◆ Required action ◆
Wherever a picture appears, skip it and retype the rest of the data exactly.

◆ Data records ◆
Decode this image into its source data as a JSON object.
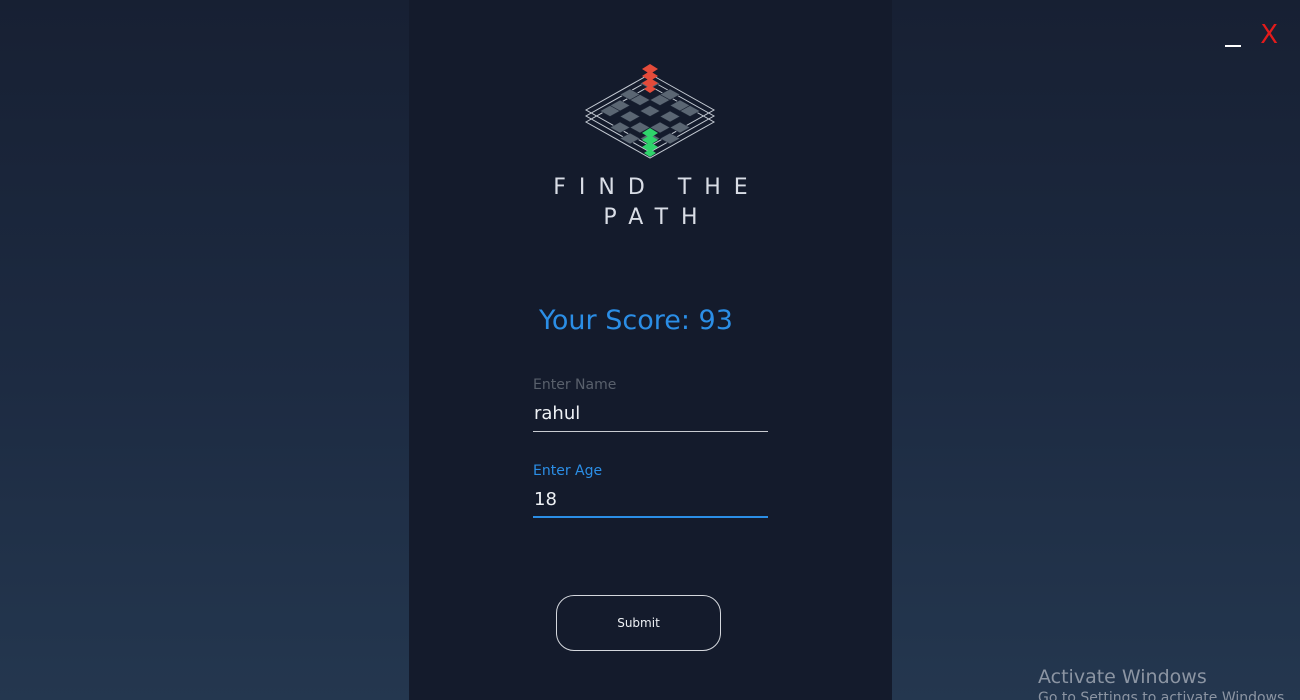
{
  "window": {
    "minimize_label": "_",
    "close_label": "X",
    "close_color": "#e21b1b"
  },
  "app": {
    "title_line1": "FIND THE",
    "title_line2": "PATH",
    "logo_icon": "isometric-maze-logo-icon",
    "logo_colors": {
      "start": "#e44b3a",
      "end": "#2fd46b",
      "tiles": "#5b6673"
    }
  },
  "score": {
    "text": "Your Score: 93"
  },
  "form": {
    "name_label": "Enter Name",
    "name_value": "rahul",
    "age_label": "Enter Age",
    "age_value": "18",
    "submit_label": "Submit"
  },
  "theme": {
    "accent": "#2b8ee6",
    "panel": "#141b2c"
  },
  "watermark": {
    "title": "Activate Windows",
    "subtitle": "Go to Settings to activate Windows."
  }
}
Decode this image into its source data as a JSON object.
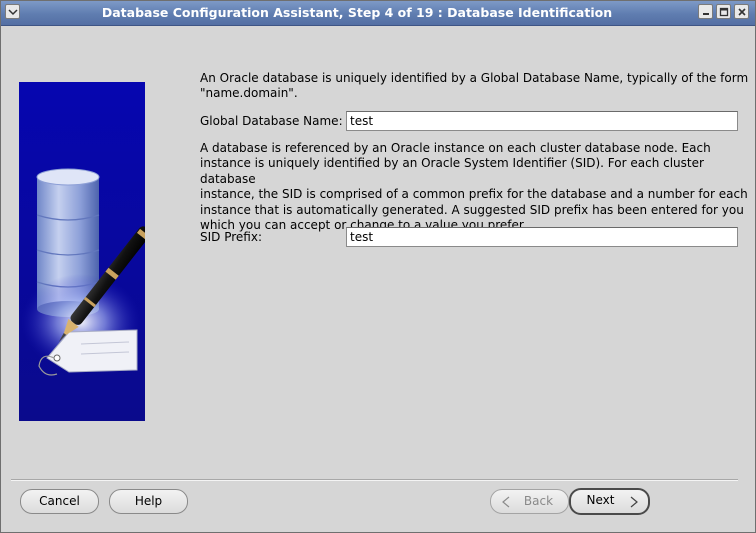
{
  "window": {
    "title": "Database Configuration Assistant, Step 4 of 19 : Database Identification"
  },
  "content": {
    "intro_text_line1": "An Oracle database is uniquely identified by a Global Database Name, typically of the form",
    "intro_text_line2": "\"name.domain\".",
    "global_db_name_label": "Global Database Name:",
    "global_db_name_value": "test",
    "sid_text_line1": "A database is referenced by an Oracle instance on each cluster database node. Each",
    "sid_text_line2": "instance is uniquely identified by an Oracle System Identifier (SID). For each cluster database",
    "sid_text_line3": "instance, the SID is comprised of a common prefix for the database and a number for each",
    "sid_text_line4": "instance that is automatically generated. A suggested SID prefix has been entered for you",
    "sid_text_line5": "which you can accept or change to a value you prefer.",
    "sid_prefix_label": "SID Prefix:",
    "sid_prefix_value": "test"
  },
  "buttons": {
    "cancel": "Cancel",
    "help": "Help",
    "back": "Back",
    "next": "Next"
  },
  "icons": {
    "window_menu": "chevron-down-icon",
    "minimize": "minimize-icon",
    "maximize": "maximize-icon",
    "close": "close-icon",
    "banner": "database-pen-icon"
  },
  "colors": {
    "titlebar": "#5f7db0",
    "banner_blue": "#0a0aa8",
    "background": "#d6d6d6"
  }
}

◆ Your solution ◆
Decode this image into its source data as a JSON object.
{
  "window": {
    "minimize_label": "_",
    "close_label": "X",
    "close_color": "#e21b1b"
  },
  "app": {
    "title_line1": "FIND THE",
    "title_line2": "PATH",
    "logo_icon": "isometric-maze-logo-icon",
    "logo_colors": {
      "start": "#e44b3a",
      "end": "#2fd46b",
      "tiles": "#5b6673"
    }
  },
  "score": {
    "text": "Your Score: 93"
  },
  "form": {
    "name_label": "Enter Name",
    "name_value": "rahul",
    "age_label": "Enter Age",
    "age_value": "18",
    "submit_label": "Submit"
  },
  "theme": {
    "accent": "#2b8ee6",
    "panel": "#141b2c"
  },
  "watermark": {
    "title": "Activate Windows",
    "subtitle": "Go to Settings to activate Windows."
  }
}
Decode this image into its source data as a JSON object.
{
  "window": {
    "title": "Database Configuration Assistant, Step 4 of 19 : Database Identification"
  },
  "content": {
    "intro_text_line1": "An Oracle database is uniquely identified by a Global Database Name, typically of the form",
    "intro_text_line2": "\"name.domain\".",
    "global_db_name_label": "Global Database Name:",
    "global_db_name_value": "test",
    "sid_text_line1": "A database is referenced by an Oracle instance on each cluster database node. Each",
    "sid_text_line2": "instance is uniquely identified by an Oracle System Identifier (SID). For each cluster database",
    "sid_text_line3": "instance, the SID is comprised of a common prefix for the database and a number for each",
    "sid_text_line4": "instance that is automatically generated. A suggested SID prefix has been entered for you",
    "sid_text_line5": "which you can accept or change to a value you prefer.",
    "sid_prefix_label": "SID Prefix:",
    "sid_prefix_value": "test"
  },
  "buttons": {
    "cancel": "Cancel",
    "help": "Help",
    "back": "Back",
    "next": "Next"
  },
  "icons": {
    "window_menu": "chevron-down-icon",
    "minimize": "minimize-icon",
    "maximize": "maximize-icon",
    "close": "close-icon",
    "banner": "database-pen-icon"
  },
  "colors": {
    "titlebar": "#5f7db0",
    "banner_blue": "#0a0aa8",
    "background": "#d6d6d6"
  }
}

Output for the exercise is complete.